Page and application data records:

-- Opening Marker --

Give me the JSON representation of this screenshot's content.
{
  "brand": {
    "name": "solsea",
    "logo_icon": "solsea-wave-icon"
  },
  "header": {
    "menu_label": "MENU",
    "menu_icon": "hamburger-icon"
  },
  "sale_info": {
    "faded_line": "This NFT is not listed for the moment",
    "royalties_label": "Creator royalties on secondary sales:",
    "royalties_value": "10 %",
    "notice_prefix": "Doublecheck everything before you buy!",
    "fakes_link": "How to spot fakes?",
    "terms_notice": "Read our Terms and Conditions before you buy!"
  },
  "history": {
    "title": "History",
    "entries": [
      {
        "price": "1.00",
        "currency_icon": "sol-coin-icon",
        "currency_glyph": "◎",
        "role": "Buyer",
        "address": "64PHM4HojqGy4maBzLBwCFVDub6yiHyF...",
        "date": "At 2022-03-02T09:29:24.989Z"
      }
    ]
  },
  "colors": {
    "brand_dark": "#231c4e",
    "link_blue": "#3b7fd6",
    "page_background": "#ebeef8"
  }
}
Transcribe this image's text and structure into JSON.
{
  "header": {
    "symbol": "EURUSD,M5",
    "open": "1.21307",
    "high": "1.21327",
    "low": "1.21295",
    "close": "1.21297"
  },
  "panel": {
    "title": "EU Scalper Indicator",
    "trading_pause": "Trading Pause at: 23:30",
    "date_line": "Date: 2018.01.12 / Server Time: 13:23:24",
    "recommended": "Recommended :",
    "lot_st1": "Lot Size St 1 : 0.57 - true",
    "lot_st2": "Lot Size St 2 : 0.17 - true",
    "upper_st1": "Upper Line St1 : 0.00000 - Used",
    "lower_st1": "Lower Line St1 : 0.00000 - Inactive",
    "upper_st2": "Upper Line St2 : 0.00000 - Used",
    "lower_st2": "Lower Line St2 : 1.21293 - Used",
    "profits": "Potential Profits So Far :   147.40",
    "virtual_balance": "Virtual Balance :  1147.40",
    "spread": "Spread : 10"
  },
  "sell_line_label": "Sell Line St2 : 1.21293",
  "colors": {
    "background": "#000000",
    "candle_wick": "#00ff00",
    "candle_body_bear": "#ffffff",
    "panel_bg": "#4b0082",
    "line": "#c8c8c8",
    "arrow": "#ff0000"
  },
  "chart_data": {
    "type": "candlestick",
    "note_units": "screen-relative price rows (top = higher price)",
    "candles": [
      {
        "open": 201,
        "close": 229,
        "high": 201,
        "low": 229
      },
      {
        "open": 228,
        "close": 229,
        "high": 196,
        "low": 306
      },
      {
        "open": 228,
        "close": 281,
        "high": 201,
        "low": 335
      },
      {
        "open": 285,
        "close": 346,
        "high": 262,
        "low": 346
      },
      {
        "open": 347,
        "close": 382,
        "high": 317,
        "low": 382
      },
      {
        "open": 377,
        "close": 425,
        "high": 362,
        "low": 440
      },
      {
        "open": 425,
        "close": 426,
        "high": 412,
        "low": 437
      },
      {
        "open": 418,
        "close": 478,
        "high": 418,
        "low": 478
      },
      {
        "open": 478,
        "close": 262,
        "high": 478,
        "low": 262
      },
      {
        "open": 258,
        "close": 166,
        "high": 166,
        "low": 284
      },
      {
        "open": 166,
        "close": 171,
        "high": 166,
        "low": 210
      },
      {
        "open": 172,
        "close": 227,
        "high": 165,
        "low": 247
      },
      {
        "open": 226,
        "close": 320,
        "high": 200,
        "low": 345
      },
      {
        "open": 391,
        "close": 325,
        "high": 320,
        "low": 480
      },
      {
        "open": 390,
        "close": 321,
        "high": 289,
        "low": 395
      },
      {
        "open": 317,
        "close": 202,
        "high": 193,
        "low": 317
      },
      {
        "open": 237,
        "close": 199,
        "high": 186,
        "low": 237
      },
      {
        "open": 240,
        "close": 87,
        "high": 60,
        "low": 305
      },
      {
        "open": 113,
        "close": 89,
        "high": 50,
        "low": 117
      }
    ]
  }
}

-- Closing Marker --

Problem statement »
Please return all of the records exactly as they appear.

Problem solution »
Give me the JSON representation of this screenshot's content.
{
  "brand": {
    "name": "solsea",
    "logo_icon": "solsea-wave-icon"
  },
  "header": {
    "menu_label": "MENU",
    "menu_icon": "hamburger-icon"
  },
  "sale_info": {
    "faded_line": "This NFT is not listed for the moment",
    "royalties_label": "Creator royalties on secondary sales:",
    "royalties_value": "10 %",
    "notice_prefix": "Doublecheck everything before you buy!",
    "fakes_link": "How to spot fakes?",
    "terms_notice": "Read our Terms and Conditions before you buy!"
  },
  "history": {
    "title": "History",
    "entries": [
      {
        "price": "1.00",
        "currency_icon": "sol-coin-icon",
        "currency_glyph": "◎",
        "role": "Buyer",
        "address": "64PHM4HojqGy4maBzLBwCFVDub6yiHyF...",
        "date": "At 2022-03-02T09:29:24.989Z"
      }
    ]
  },
  "colors": {
    "brand_dark": "#231c4e",
    "link_blue": "#3b7fd6",
    "page_background": "#ebeef8"
  }
}
Transcribe this image's text and structure into JSON.
{
  "header": {
    "symbol": "EURUSD,M5",
    "open": "1.21307",
    "high": "1.21327",
    "low": "1.21295",
    "close": "1.21297"
  },
  "panel": {
    "title": "EU Scalper Indicator",
    "trading_pause": "Trading Pause at: 23:30",
    "date_line": "Date: 2018.01.12 / Server Time: 13:23:24",
    "recommended": "Recommended :",
    "lot_st1": "Lot Size St 1 : 0.57 - true",
    "lot_st2": "Lot Size St 2 : 0.17 - true",
    "upper_st1": "Upper Line St1 : 0.00000 - Used",
    "lower_st1": "Lower Line St1 : 0.00000 - Inactive",
    "upper_st2": "Upper Line St2 : 0.00000 - Used",
    "lower_st2": "Lower Line St2 : 1.21293 - Used",
    "profits": "Potential Profits So Far :   147.40",
    "virtual_balance": "Virtual Balance :  1147.40",
    "spread": "Spread : 10"
  },
  "sell_line_label": "Sell Line St2 : 1.21293",
  "colors": {
    "background": "#000000",
    "candle_wick": "#00ff00",
    "candle_body_bear": "#ffffff",
    "panel_bg": "#4b0082",
    "line": "#c8c8c8",
    "arrow": "#ff0000"
  },
  "chart_data": {
    "type": "candlestick",
    "note_units": "screen-relative price rows (top = higher price)",
    "candles": [
      {
        "open": 201,
        "close": 229,
        "high": 201,
        "low": 229
      },
      {
        "open": 228,
        "close": 229,
        "high": 196,
        "low": 306
      },
      {
        "open": 228,
        "close": 281,
        "high": 201,
        "low": 335
      },
      {
        "open": 285,
        "close": 346,
        "high": 262,
        "low": 346
      },
      {
        "open": 347,
        "close": 382,
        "high": 317,
        "low": 382
      },
      {
        "open": 377,
        "close": 425,
        "high": 362,
        "low": 440
      },
      {
        "open": 425,
        "close": 426,
        "high": 412,
        "low": 437
      },
      {
        "open": 418,
        "close": 478,
        "high": 418,
        "low": 478
      },
      {
        "open": 478,
        "close": 262,
        "high": 478,
        "low": 262
      },
      {
        "open": 258,
        "close": 166,
        "high": 166,
        "low": 284
      },
      {
        "open": 166,
        "close": 171,
        "high": 166,
        "low": 210
      },
      {
        "open": 172,
        "close": 227,
        "high": 165,
        "low": 247
      },
      {
        "open": 226,
        "close": 320,
        "high": 200,
        "low": 345
      },
      {
        "open": 391,
        "close": 325,
        "high": 320,
        "low": 480
      },
      {
        "open": 390,
        "close": 321,
        "high": 289,
        "low": 395
      },
      {
        "open": 317,
        "close": 202,
        "high": 193,
        "low": 317
      },
      {
        "open": 237,
        "close": 199,
        "high": 186,
        "low": 237
      },
      {
        "open": 240,
        "close": 87,
        "high": 60,
        "low": 305
      },
      {
        "open": 113,
        "close": 89,
        "high": 50,
        "low": 117
      }
    ]
  }
}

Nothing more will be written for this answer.